In fact, it has probably been increasing over time, and it should continue to increase for the foreseeable future, as Google said that mobile searches have now surpassed desktop searches.
Total time spent on mobile devices is also increasing:
And comScore found that a majority of consumers are using both PCs and mobile devices to access retail sites, so it’s important for these visitors to have a consistent experience on both:
Making your website mobile-friendly will help you maintain and continue to grow your mobile search engine traffic.
But it also has a big implication on the design side of things.
This shift from laptop and desktop usage to mobile device usage also means a shift towards increased conversions and sales on mobile devices.
Or, at least, the intention to make purchases on mobile devices.
If your website design is not optimized for mobile, prospects may leave your site and use a competitor’s, whose website is mobile-friendly and easy to use.
Thus, you end up losing out on potential sales despite continuing to drive more traffic.
So a large emphasis should be placed on your website’s mobile usability.
Make sure it passes Google’s mobile-friendliness test, then make sure it is designed in a way that makes it easy to navigate and, most importantly, make purchases.
Despite the debate between design and SEO, they help each other out a lot.
Good, effective design and UI/UX lead to lower bounce rate and longer dwell time (time on page).
Due to Google adding these two factors into their algorithm, this can drastically improve your rankings.

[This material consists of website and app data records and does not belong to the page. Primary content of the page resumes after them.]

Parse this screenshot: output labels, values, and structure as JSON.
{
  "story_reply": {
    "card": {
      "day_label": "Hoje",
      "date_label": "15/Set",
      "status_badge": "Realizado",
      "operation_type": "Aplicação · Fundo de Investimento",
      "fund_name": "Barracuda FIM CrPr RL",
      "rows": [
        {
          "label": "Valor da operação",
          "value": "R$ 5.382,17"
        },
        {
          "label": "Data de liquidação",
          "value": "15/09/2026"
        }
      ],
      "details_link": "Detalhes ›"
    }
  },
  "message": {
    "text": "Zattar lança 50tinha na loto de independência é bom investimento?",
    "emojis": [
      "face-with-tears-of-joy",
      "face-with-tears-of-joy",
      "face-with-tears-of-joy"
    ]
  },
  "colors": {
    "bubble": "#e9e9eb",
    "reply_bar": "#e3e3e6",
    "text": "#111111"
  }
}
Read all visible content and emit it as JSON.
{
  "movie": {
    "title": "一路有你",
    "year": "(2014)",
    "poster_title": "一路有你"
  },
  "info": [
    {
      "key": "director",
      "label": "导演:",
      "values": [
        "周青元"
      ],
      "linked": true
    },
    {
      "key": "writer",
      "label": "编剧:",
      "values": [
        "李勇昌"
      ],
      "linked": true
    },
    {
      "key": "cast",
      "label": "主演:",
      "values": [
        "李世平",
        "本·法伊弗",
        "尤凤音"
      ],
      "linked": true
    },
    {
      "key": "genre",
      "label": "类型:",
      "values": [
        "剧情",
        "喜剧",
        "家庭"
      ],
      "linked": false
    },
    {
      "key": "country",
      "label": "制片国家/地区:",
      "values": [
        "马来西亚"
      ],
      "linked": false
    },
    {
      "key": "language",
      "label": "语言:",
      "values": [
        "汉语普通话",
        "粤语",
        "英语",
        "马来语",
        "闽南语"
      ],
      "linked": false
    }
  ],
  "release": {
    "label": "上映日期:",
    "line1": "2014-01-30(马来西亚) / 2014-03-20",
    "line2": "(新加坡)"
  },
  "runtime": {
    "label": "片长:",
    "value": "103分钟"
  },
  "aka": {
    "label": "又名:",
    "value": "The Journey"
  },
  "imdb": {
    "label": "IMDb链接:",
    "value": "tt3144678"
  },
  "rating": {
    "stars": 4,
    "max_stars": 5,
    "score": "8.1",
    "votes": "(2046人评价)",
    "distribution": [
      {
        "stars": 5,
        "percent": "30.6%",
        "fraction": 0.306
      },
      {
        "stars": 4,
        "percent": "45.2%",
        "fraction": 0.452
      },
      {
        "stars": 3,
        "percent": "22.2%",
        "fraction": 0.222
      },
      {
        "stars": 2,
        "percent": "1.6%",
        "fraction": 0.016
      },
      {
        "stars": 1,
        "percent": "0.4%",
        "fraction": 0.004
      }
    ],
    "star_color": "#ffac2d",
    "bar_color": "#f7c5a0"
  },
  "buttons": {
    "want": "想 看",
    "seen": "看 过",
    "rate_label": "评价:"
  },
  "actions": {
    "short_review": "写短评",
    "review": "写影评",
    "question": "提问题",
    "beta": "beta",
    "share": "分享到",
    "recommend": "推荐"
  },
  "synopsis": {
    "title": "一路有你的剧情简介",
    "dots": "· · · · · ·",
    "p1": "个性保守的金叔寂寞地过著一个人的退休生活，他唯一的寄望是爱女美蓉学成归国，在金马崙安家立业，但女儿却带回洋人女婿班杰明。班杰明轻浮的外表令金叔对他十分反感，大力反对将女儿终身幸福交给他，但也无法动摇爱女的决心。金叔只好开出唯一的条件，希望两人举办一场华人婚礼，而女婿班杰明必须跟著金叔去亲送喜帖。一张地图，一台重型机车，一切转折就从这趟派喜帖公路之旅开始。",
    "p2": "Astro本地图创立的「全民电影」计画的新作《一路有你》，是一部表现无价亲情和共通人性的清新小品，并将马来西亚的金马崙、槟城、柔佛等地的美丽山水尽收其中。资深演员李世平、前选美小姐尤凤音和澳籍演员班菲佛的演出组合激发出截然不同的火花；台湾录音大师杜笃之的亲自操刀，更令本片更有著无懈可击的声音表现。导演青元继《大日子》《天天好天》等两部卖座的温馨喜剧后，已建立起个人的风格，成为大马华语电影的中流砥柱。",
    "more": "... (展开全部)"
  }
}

It can also help them stay there, because Google will rank you higher if your bounce rate is lower and your dwell time is longer than your competition, even if they have tough off-page SEO (backlinks, etc) for you to compete with.
Good, effective design can also lead to increased trust and perceived authority.
Combined with authoritative content and/or superior products, this can lead to more natural backlinks and more successful link outreach.
It’s always easier to promote a well-designed website with great content and superior products than one without.
And if your SEO efforts lead to more targeted traffic the design investment doesn’t go to waste.
You end up with a stream of consistent leads visiting your website where they are primed to convert.
As a sales funnel should work together, so should your website design and search engine optimization.
When it comes to finding someone to help with your website design and SEO, it can be tough to find a company that considers both.
Most designers or SEOs are simply not well-versed in both practices, or they feel like one or the other is not important.
I suggest that you don’t hire a designer and an SEO separately. Most likely, they won’t want to work together in building out your website.
This can lead to conflicts in your code that are detrimental to both endeavors.
Hopefully, you realize how important it is to build out your website while considering design and SEO together.
Find a designer or an SEO who understands this importance as well and who has the knowledge to make it happen for you.
Have you neglected either of these aspects in favor of the other?
Let me know your concerns in the comments below and I’ll be happy to help you out.